## Items from an interface collection
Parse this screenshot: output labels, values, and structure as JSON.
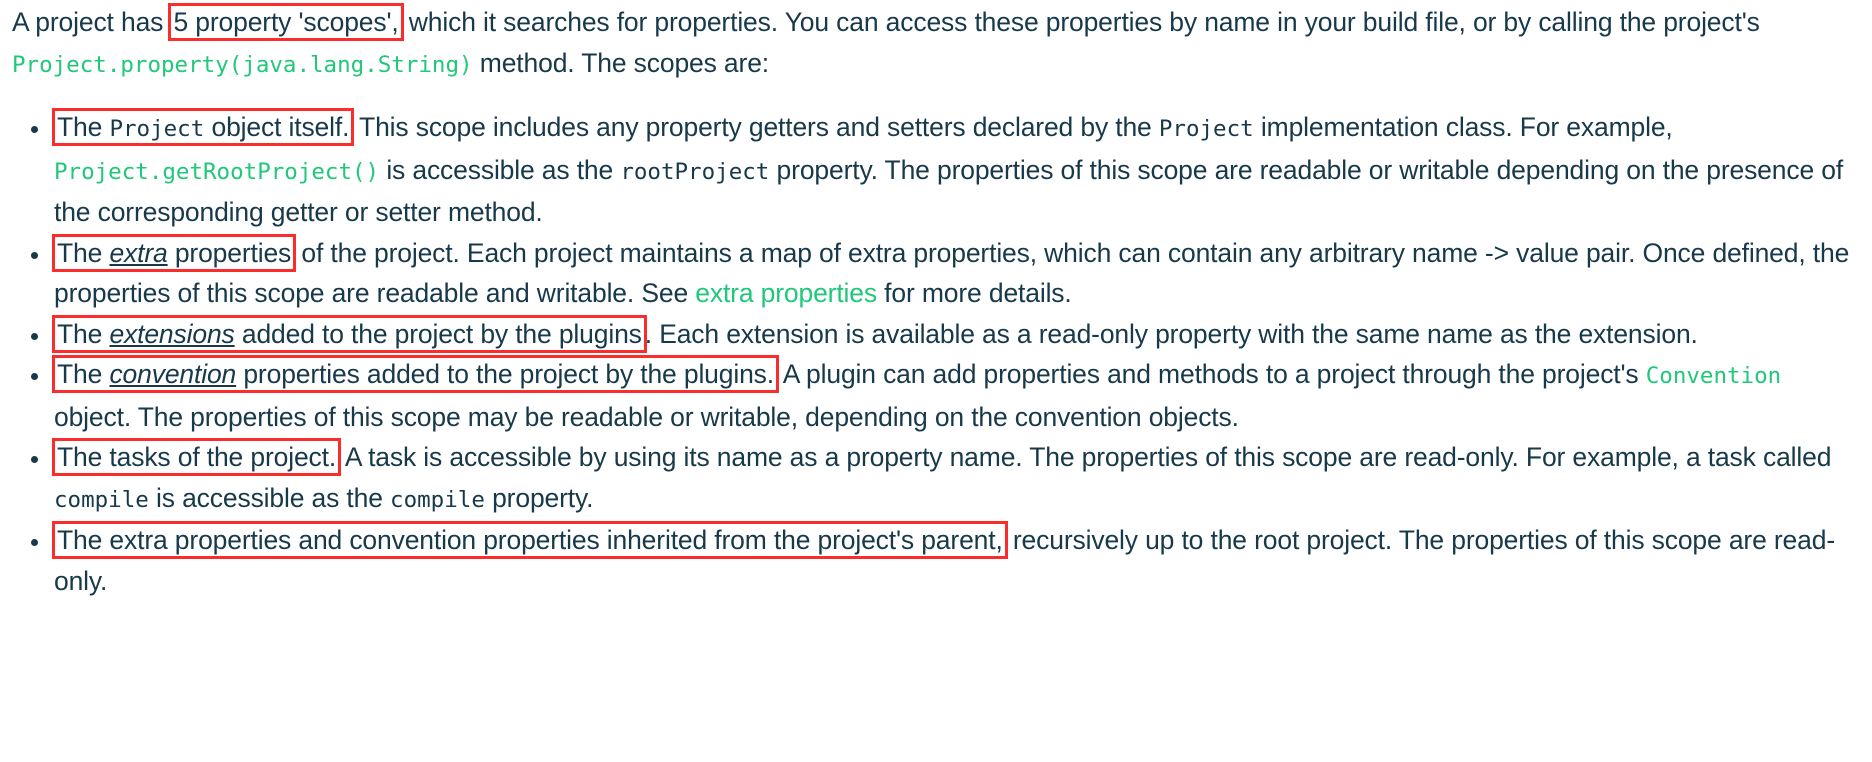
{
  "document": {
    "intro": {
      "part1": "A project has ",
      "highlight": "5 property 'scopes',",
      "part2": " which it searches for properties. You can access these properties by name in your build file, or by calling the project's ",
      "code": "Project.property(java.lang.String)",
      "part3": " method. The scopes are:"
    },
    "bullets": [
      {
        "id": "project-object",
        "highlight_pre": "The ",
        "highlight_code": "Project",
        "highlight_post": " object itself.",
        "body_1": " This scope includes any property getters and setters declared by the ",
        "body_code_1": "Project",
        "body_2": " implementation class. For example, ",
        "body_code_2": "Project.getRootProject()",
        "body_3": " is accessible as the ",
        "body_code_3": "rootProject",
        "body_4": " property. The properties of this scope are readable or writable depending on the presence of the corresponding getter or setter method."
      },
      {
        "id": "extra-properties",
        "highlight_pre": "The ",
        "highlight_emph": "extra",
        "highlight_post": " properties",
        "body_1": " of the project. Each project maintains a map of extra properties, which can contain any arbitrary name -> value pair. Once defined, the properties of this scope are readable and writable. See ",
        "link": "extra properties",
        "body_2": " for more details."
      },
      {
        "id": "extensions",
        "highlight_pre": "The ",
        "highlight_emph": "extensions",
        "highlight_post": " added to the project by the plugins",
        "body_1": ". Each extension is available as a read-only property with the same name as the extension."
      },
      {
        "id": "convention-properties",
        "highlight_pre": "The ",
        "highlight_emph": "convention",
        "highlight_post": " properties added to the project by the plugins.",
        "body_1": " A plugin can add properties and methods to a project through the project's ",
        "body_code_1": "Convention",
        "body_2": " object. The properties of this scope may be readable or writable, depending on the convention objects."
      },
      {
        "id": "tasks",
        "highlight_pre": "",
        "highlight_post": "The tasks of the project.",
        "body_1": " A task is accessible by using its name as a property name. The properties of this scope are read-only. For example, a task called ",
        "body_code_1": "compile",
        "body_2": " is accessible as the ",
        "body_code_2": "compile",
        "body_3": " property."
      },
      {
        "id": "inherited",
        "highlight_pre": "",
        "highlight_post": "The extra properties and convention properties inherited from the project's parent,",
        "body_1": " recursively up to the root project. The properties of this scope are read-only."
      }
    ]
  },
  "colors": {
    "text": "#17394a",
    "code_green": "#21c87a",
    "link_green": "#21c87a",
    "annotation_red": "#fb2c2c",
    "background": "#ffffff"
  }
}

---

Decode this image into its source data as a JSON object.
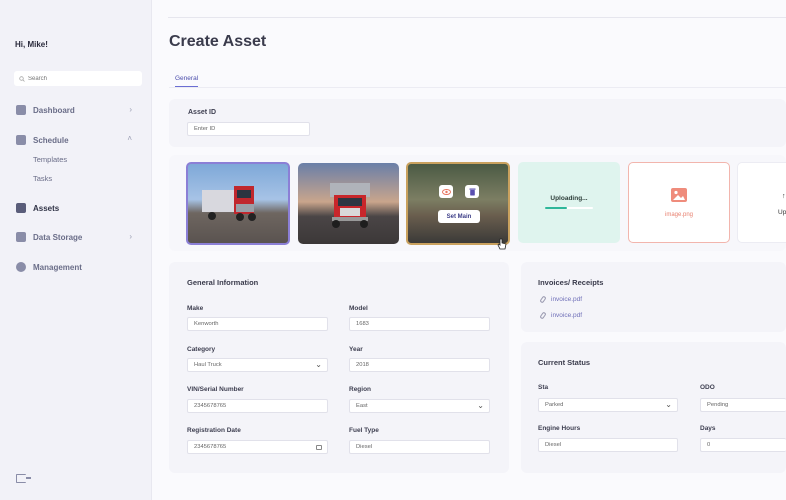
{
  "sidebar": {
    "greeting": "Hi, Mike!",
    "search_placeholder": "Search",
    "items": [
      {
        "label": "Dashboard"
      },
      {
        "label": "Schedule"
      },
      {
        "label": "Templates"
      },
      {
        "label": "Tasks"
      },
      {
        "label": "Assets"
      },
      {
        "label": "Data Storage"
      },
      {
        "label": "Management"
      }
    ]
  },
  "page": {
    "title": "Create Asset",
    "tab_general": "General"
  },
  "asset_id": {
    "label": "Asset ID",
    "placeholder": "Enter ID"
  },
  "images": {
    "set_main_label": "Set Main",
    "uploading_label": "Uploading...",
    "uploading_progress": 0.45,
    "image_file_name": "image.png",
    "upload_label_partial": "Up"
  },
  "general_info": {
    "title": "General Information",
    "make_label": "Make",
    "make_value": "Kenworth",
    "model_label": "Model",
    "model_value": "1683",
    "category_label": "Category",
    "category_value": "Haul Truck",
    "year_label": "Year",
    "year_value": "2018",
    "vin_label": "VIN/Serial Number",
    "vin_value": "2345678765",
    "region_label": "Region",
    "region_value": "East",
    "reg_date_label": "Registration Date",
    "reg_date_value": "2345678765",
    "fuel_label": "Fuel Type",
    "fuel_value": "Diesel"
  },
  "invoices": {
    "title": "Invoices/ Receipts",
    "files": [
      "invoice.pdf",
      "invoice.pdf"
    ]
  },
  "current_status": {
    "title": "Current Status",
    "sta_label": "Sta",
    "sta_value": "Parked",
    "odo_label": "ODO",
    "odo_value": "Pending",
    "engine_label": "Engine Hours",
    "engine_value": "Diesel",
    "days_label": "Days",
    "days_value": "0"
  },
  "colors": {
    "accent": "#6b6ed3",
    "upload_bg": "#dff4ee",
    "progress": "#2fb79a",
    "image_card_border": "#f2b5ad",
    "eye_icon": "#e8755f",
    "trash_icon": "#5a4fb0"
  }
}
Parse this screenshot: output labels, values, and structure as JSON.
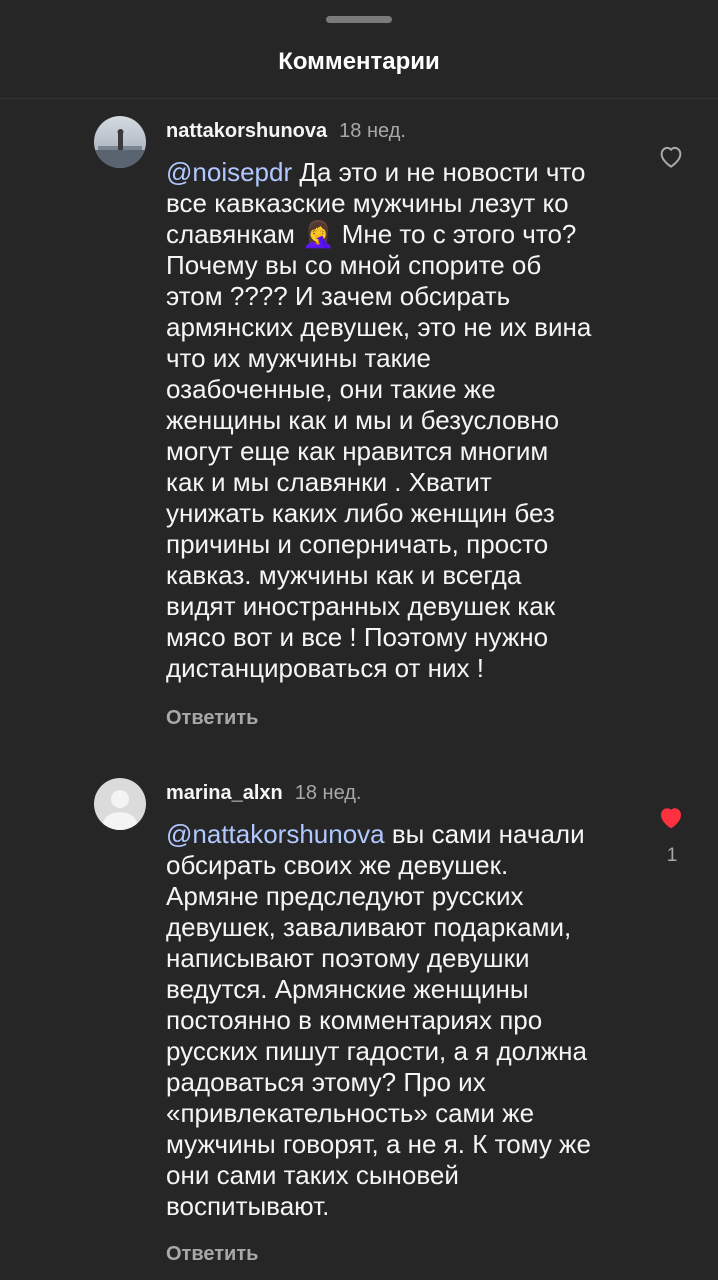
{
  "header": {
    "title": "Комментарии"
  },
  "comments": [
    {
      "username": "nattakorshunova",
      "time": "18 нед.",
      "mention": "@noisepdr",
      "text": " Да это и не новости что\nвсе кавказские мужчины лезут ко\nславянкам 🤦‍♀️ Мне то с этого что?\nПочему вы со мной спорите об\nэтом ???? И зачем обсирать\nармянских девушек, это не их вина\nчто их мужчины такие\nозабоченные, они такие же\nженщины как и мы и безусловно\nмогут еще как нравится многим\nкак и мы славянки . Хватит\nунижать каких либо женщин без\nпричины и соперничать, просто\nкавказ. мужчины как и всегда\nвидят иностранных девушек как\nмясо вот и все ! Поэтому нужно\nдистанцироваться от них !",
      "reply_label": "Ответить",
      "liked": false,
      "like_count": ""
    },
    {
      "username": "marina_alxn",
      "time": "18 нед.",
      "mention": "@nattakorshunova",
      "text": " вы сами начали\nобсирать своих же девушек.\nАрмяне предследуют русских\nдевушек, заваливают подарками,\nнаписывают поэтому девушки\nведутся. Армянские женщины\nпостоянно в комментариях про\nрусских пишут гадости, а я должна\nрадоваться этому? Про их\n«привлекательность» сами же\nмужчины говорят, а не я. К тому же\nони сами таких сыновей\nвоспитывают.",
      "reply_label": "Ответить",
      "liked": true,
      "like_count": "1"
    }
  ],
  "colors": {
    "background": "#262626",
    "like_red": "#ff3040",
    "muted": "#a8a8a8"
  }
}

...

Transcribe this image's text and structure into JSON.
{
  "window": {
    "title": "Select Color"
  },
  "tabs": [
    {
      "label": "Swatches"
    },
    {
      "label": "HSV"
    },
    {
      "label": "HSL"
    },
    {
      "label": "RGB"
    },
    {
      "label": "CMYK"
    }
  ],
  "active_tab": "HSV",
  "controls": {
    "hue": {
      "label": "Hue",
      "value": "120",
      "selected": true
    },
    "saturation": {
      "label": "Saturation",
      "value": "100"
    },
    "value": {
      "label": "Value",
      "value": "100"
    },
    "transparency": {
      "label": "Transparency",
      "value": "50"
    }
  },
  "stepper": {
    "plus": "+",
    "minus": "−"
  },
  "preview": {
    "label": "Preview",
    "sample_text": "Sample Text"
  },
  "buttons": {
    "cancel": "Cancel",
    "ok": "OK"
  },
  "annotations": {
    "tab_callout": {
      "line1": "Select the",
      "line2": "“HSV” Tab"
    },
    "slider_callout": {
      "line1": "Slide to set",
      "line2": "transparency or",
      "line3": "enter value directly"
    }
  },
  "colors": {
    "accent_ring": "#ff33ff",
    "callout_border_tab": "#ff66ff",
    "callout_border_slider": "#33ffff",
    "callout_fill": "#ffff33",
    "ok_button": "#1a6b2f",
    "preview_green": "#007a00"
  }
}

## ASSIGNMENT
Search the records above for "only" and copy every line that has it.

## OUTPUT
        "body_1": ". Each extension is available as a read-only property with the same name as the extension."
        "body_1": " A task is accessible by using its name as a property name. The properties of this scope are read-only. For example, a task called ",
        "body_1": " recursively up to the root project. The properties of this scope are read-only."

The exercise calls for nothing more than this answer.